Asia-Pacific

Burma warns against poll boycott

Poster showing candidates from a junta-linked party in Rangoon on 31 Oct 2010
Image caption Burma is holding its first elections in 20 years on Sunday

State media in Burma has urged people to cast their ballots "without fail" in Sunday's polls, warning against a boycott.

Voting was a "national duty", the reports said, and calls for people to refrain from voting should be ignored.

One commentary went further, suggesting the military could remain in power if voter turn-out was not deemed adequate.

The elections will be the first to be held in the military-ruled nation for two decades.

The junta says the polls will mark a democratic transition from military to civilian rule - and wants a strong turn-out.

But critics say the elections are a sham aimed at further entrenching military rule albeit in a civilian mask.

The main pro-democracy party, led by detained Nobel laureate Aung San Suu Kyi, is not taking part.

'Remain in charge'

In recent days a number of articles have appeared in state-run media telling Burmese people to vote in the 7 November polls.

"Every citizen who values democracy and wants democratic rule must cast their votes without fail," said an editorial in the state-run New Light of Myanmar newspaper on Sunday.

"However, some people are inciting the people to refrain from voting in the elections. They are attempting to mislead the people who are walking along the road to multi-party democracy," it said.

On Monday a commentary that ran in all state-controlled newspapers went further.

"If the election is aborted (by voters) there will not be a government that's elected by vote of the people," it said.

"The ruling government would have no choice but to remain in charge of state security until it holds another election. If so, this will take a long time."

The two junta-linked parties are fielding by far the largest number of candidates.

The National League for Democracy - which won the last polls in 1990 but was never allowed to take power - has been forced to disband after it said it was not participating because of laws which banned Ms Suu Kyi from taking part.

Other parties that are contesting the polls have struggled to fund campaigns and have complained of harassment.

Foreign journalists and observers will not be allowed into the country for the election.

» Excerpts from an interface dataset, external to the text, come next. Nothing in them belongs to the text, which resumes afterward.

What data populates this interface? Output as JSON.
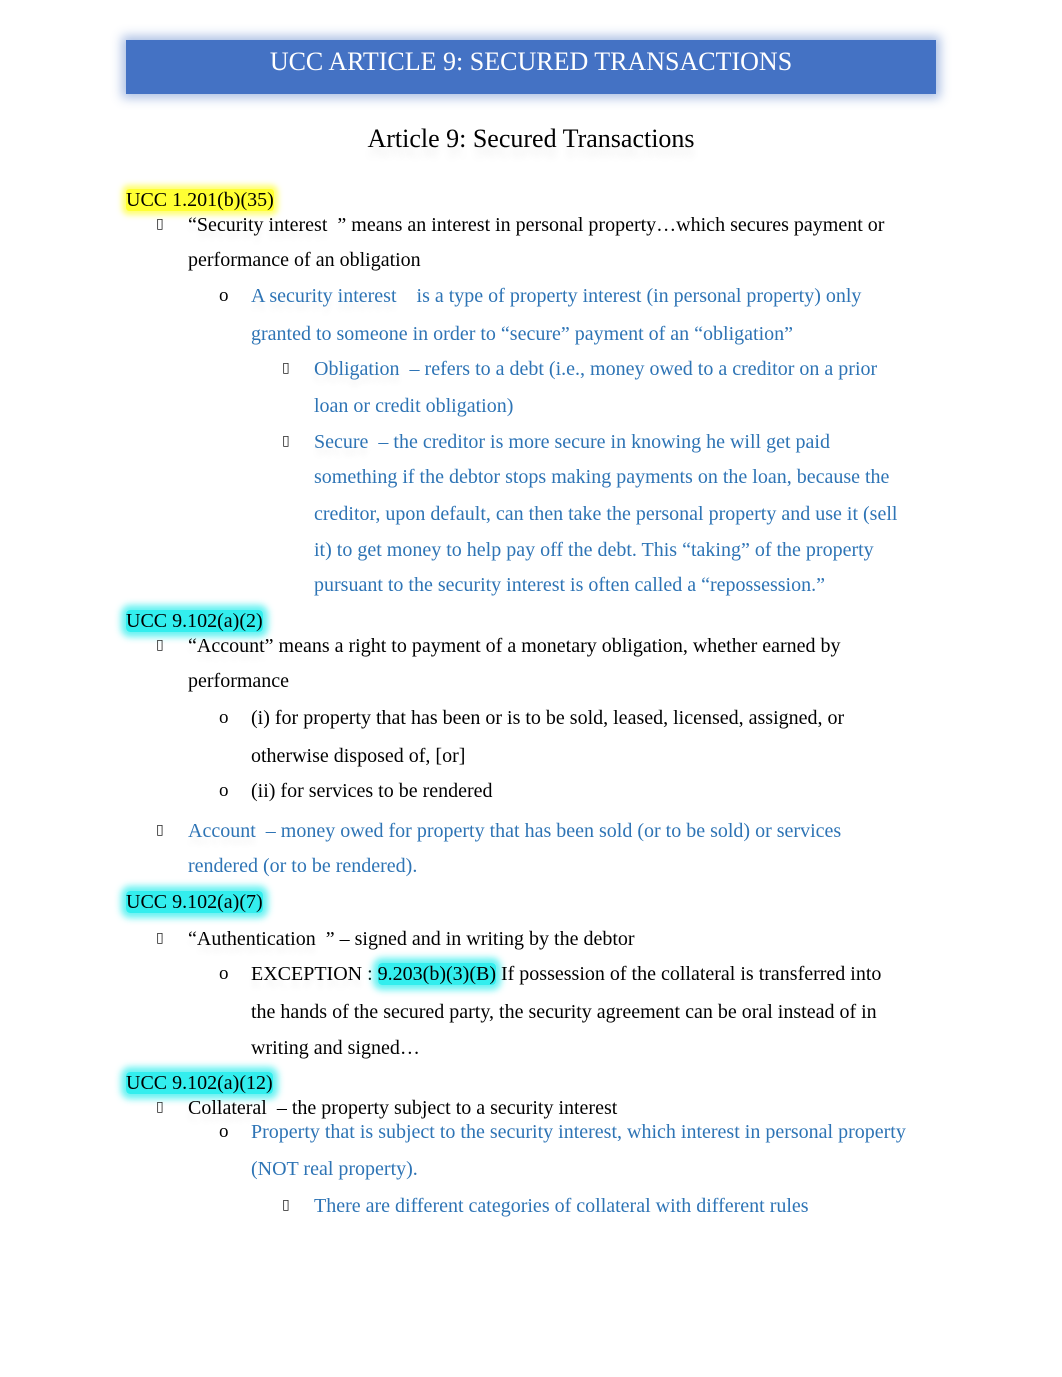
{
  "banner": {
    "title": "UCC ARTICLE 9: SECURED TRANSACTIONS",
    "color": "#4472c4"
  },
  "subtitle": "Article 9: Secured Transactions",
  "colors": {
    "blue_text": "#2e74b5",
    "yellow_highlight": "#ffff33",
    "cyan_highlight": "#33eeee"
  },
  "icons": {
    "square_bullet": "square-bullet-icon",
    "circle_bullet": "o-bullet-icon"
  },
  "sections": [
    {
      "heading": "UCC 1.201(b)(35)",
      "l1_1a": "“Security interest",
      "l1_1b": "” means an interest in personal property…which secures payment or",
      "l1_2": "performance of an obligation",
      "l2_1a": "A security interest",
      "l2_1b": "is a type of property interest (in personal property) only",
      "l2_2": "granted to someone in order to “secure” payment of an “obligation”",
      "l3a_term": "Obligation",
      "l3a_1": "– refers to a debt (i.e., money owed to a creditor on a prior",
      "l3a_2": "loan or credit obligation)",
      "l3b_term": "Secure",
      "l3b_1": "– the creditor is more secure in knowing he will get paid",
      "l3b_2": "something if the debtor stops making payments on the loan, because the",
      "l3b_3": "creditor, upon default, can then take the personal property and use it (sell",
      "l3b_4": "it) to get money to help pay off the debt. This “taking” of the property",
      "l3b_5": "pursuant to the security interest is often called a “repossession.”"
    },
    {
      "heading": "UCC 9.102(a)(2)",
      "l1_1a": "“Account",
      "l1_1b": "” means a right to payment of a monetary obligation, whether earned by",
      "l1_2": "performance",
      "l2a_1": "(i) for property that has been or is to be sold, leased, licensed, assigned, or",
      "l2a_2": "otherwise disposed of, [or]",
      "l2b_1": "(ii) for services to be rendered",
      "note_term": "Account",
      "note_1": "– money owed for property that has been sold (or to be sold) or services",
      "note_2": "rendered (or to be rendered)."
    },
    {
      "heading": "UCC 9.102(a)(7)",
      "l1_1a": "“Authentication",
      "l1_1b": "” – signed and in writing by the debtor",
      "l2_term": "EXCEPTION",
      "l2_colon": ":",
      "l2_ref": "9.203(b)(3)(B)",
      "l2_1": "If possession of the collateral is transferred into",
      "l2_2": "the hands of the secured party, the security agreement can be oral instead of in",
      "l2_3": "writing and signed…"
    },
    {
      "heading": "UCC 9.102(a)(12)",
      "l1_term": "Collateral",
      "l1_1": "– the property subject to a security interest",
      "l2_1": "Property that is subject to the security interest, which interest in personal property",
      "l2_2": "(NOT real property).",
      "l3_1": "There are different categories of collateral with different rules"
    }
  ]
}
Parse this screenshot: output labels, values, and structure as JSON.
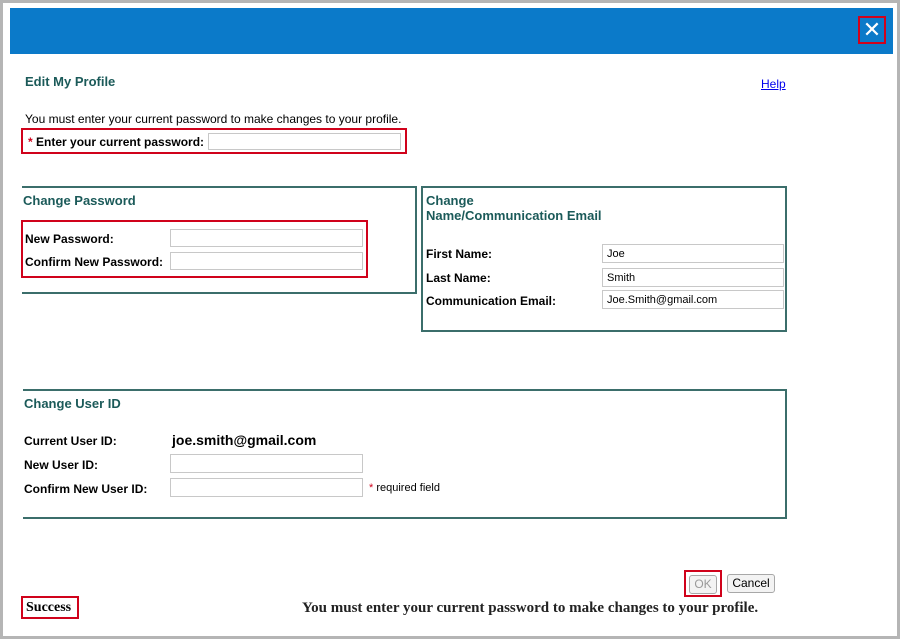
{
  "window": {
    "close_glyph": "✕",
    "close_icon": "close-icon"
  },
  "header": {
    "title": "Edit My Profile",
    "help_link": "Help"
  },
  "current_password": {
    "instruction": "You must enter your current password to make changes to your profile.",
    "required_marker": "*",
    "label": "Enter your current password:",
    "value": ""
  },
  "change_password": {
    "title": "Change Password",
    "new_label": "New Password:",
    "new_value": "",
    "confirm_label": "Confirm New Password:",
    "confirm_value": ""
  },
  "change_name": {
    "title_line1": "Change",
    "title_line2": "Name/Communication Email",
    "first_name_label": "First Name:",
    "first_name_value": "Joe",
    "last_name_label": "Last Name:",
    "last_name_value": "Smith",
    "email_label": "Communication Email:",
    "email_value": "Joe.Smith@gmail.com"
  },
  "change_user_id": {
    "title": "Change User ID",
    "current_label": "Current User ID:",
    "current_value": "joe.smith@gmail.com",
    "new_label": "New User ID:",
    "new_value": "",
    "confirm_label": "Confirm New User ID:",
    "confirm_value": "",
    "required_marker": "*",
    "required_note": "required field"
  },
  "actions": {
    "ok_label": "OK",
    "cancel_label": "Cancel"
  },
  "status": {
    "result": "Success",
    "message": "You must enter your current password to make changes to your profile."
  },
  "colors": {
    "title_bar": "#0b7ac9",
    "highlight": "#d0021b",
    "section_heading": "#1b5a59",
    "panel_border": "#3b6e6b"
  }
}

Recent reports from Burma say that internet service has become erratic in what some believe is an attempt by the junta to restrict communications over the poll period.